§ Your task:
The entries follow. Copy every line in which "Output" appears.

*** Dataset content ***

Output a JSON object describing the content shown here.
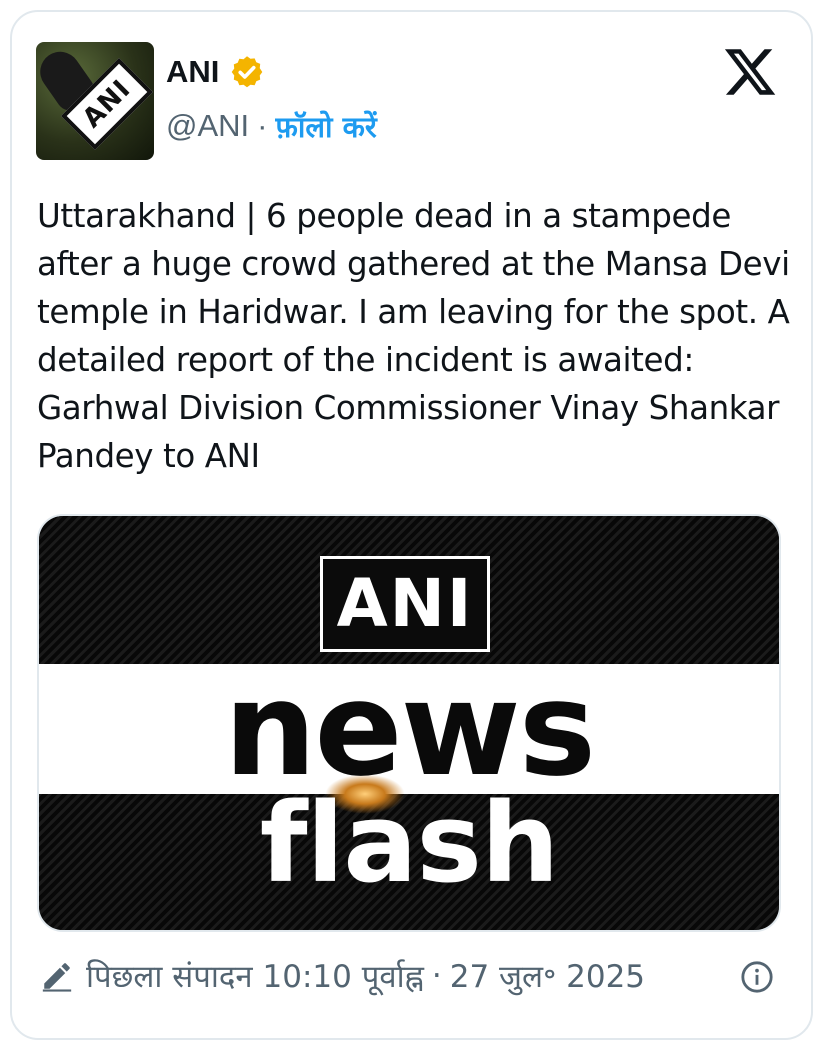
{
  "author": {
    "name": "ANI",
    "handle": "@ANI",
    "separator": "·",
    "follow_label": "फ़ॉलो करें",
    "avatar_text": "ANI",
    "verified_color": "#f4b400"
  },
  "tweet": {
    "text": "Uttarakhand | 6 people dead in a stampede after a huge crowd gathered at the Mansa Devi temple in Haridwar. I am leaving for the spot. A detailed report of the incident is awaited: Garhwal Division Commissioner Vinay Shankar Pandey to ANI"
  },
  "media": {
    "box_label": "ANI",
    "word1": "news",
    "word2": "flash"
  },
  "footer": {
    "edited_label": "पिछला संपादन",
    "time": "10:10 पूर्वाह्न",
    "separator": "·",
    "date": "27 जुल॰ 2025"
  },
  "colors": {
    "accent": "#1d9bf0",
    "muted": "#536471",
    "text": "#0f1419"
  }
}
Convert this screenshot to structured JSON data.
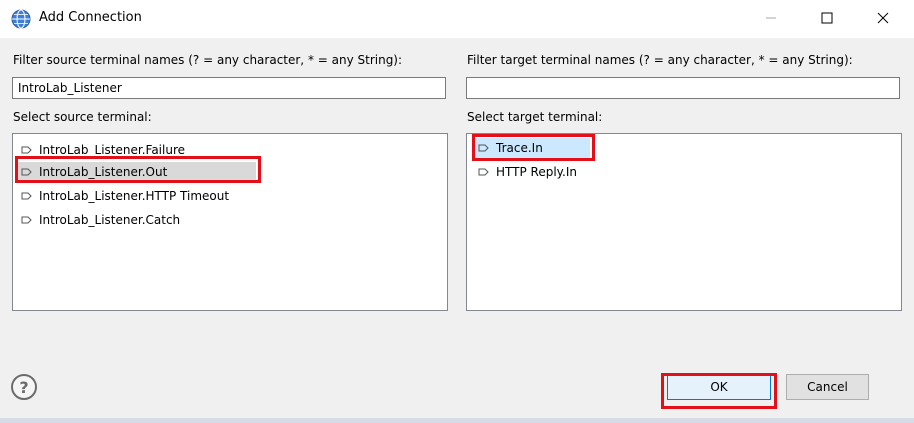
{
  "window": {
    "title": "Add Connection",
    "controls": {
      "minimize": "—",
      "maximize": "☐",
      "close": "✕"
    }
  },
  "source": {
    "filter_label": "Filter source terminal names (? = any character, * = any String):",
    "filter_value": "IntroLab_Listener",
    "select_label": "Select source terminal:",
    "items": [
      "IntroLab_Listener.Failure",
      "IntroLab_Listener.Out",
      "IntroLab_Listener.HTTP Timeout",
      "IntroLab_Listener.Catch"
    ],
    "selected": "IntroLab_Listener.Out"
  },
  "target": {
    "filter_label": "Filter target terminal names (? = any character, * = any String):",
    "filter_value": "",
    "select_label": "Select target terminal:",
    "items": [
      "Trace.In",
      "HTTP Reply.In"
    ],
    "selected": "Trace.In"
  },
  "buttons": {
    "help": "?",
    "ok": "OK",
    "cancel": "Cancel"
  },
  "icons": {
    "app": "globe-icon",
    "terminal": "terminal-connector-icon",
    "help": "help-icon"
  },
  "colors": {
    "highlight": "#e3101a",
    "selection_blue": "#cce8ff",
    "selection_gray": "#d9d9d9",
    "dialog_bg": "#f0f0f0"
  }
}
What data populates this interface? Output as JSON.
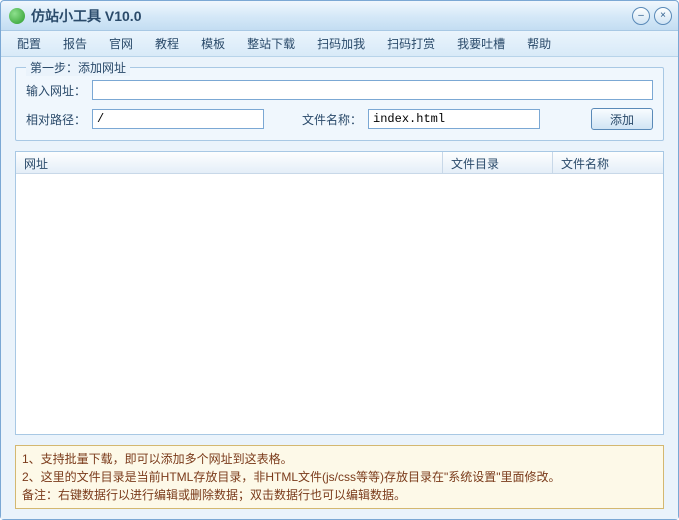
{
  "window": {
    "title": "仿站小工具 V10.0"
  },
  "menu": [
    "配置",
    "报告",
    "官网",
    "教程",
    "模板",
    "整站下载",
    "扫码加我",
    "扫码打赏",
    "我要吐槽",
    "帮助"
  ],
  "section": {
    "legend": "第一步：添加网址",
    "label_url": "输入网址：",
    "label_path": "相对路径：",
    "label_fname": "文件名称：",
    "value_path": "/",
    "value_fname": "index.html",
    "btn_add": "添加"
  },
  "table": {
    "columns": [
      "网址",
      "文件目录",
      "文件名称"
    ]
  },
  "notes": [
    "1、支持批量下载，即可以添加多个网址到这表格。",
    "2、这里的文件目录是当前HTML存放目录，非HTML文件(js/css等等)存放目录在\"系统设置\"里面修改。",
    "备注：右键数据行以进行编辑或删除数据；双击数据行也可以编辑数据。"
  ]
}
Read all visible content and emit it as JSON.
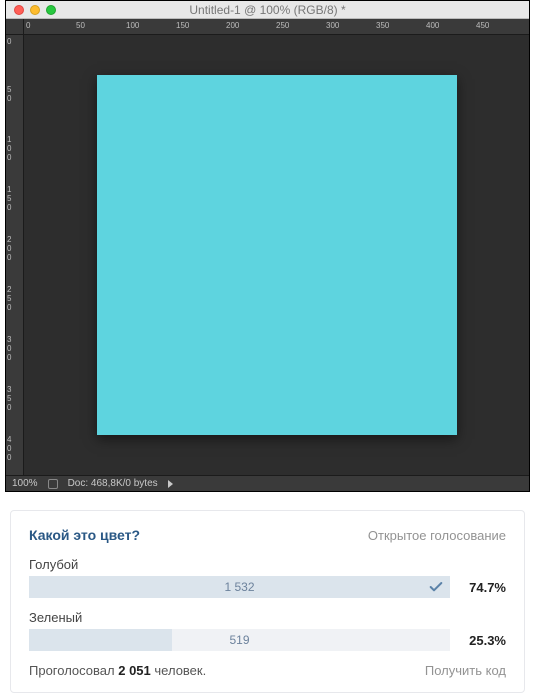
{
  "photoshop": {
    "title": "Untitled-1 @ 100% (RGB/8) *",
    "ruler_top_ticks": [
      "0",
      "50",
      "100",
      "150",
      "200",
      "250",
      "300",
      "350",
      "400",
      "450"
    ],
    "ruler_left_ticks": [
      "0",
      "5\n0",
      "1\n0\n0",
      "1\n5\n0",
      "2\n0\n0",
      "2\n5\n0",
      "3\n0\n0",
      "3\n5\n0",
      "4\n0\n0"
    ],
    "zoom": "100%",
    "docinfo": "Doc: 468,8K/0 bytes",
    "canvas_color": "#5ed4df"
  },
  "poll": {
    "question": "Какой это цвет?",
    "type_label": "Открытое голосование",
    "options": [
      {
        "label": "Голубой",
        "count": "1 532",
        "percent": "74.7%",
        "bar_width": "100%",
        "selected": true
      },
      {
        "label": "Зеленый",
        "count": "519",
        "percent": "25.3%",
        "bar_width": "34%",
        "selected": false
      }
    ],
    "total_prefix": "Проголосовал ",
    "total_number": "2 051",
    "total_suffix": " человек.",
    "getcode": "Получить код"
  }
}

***

§ Task result:
Output a JSON object describing the content shown here.
What data populates this interface? Output as JSON.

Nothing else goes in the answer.